Posted 04 March 2013 - 07:19 PM
Duderino, you get into my noggin sometimes and crawl around in there and it's kind of creepy.
To really answer the question, I have to say yes out of intellectual honesty, but I need to make a lot of commentary why that doesn't necessarily mean the game's design is inherently good or bad.
The best way I can try to comment on this, not necessarily answer the question but comment on this, is to show you two pictures of what is typical, and what I thought GW2 had the potential to be, and what GW2 actually is.
Situation A - Normal MMO gameplay. Your basic Holy Trinity Game. I need not elaborate, but I will say the trinity isn't in and of itself bad, if you can make the Trinity interesting or more complex, it can work out just fine.
The big thing to note here is that everyone's capabilties are defined and quantified according to set axes relative to everyone else. Big brawny sword guy can take the hits, but finger waggling pajama wearing skinny guy does all the cool stuff, and neither of them can ever do the other's "job" effectively.
The emphasis is on artificial mechanics like Armor values or damage values to separate people into rigid roles, definining everyone on these arbitrary axes. Note however that a really good Holy Trinity game will borrow some aspects of the next situation.
Situation B - To me this is the ideal game: each profession or class brings a noncomparable to the table. Okay what do I mean by a noncomparable?
A noncomparable is a capability unique to the class that's hard to quantify because you either can do that thing in the game, or you can't. It is at is heart a situational ability.
In this system with think of brand new mechanics to differentiate people. A noncomparable is something good, that maybe not everyone can see the use for, that you just can't directly stack up against another class's potential.
It's hard to give a good example so I'll give a speculative one.
As a speculative example, what if the thief, instead of being just a better melee DPS than the warrior, could sneak into an enemy keep using special entrances/cracks/climbing points other players don't see, and then sabotage their supply count, or go into the kitchen and poison the guards?
And then the warrior, instead of just having a ton of hitpoints, could use an ability to demoralize the keep lord. Which ability is better? You tell me I don't know.
And then what if the thief and the warrior together can combine and give everyone Guerilla Fighting bonus if the guards outnumber the players?
When you start defining classes or professions on such an axis of what kind of powers do they have in situations, rather than just numbers, that gets hard.

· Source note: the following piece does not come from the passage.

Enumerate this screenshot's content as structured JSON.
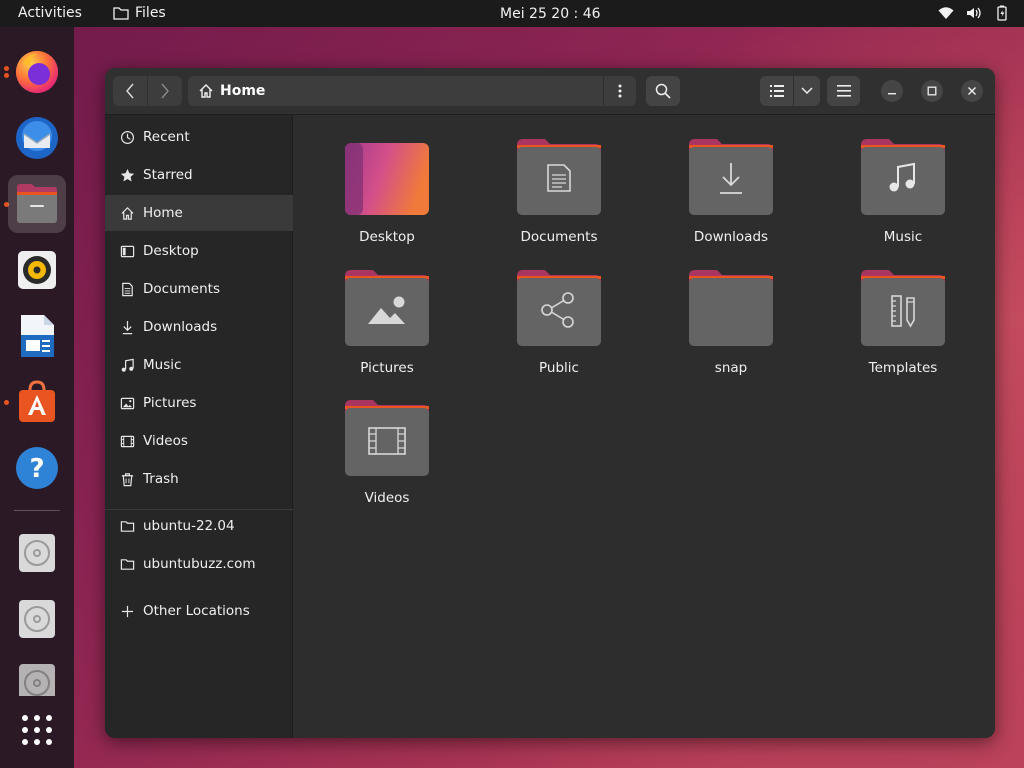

As a result you typically get something that still borrows heavily from situation A with mechanics to express these ideas.
This is what I had hoped early on that GW2 would be, something where the control effects and combination attacks were the soul of the game and not finding the best number on a spreadsheet.
But GW2 is actually a derivative of situation A, it takes the Trinity away, but it does so by stuffing it within each individual character, so it still exists but the whole dynamic is dfifferent.
On the one hand this is interesting in its own right, and I actually like the system on its own merits here, because I as a player have to look at this profession and say I'm going to balance this out, or I'm going to really skew it this way or the other because I can be more productive overall that way, etc. etc. There's nothing wrong with being an interesting Situation A derivative.
However by relying on hard mechanics and concrete capabilties over sheer creativity and noncomparable abiltities, in embedding the concept that each character is its own trinity, you completely destroy the possibility of non comparables being what "roles" are mostly focused on. That doesn't mean it's "bad" it just means it doesn't have "roles" per se.
They do try to deliver some noncomparables but they're not good at it. This profession has Virtues, no one else does, for example. But this isn't where the emphasis of the design work is, and in fact if you look carefully, the most powerful professions that people complain are OP have some creative cleverness in the profession design that sets it apart.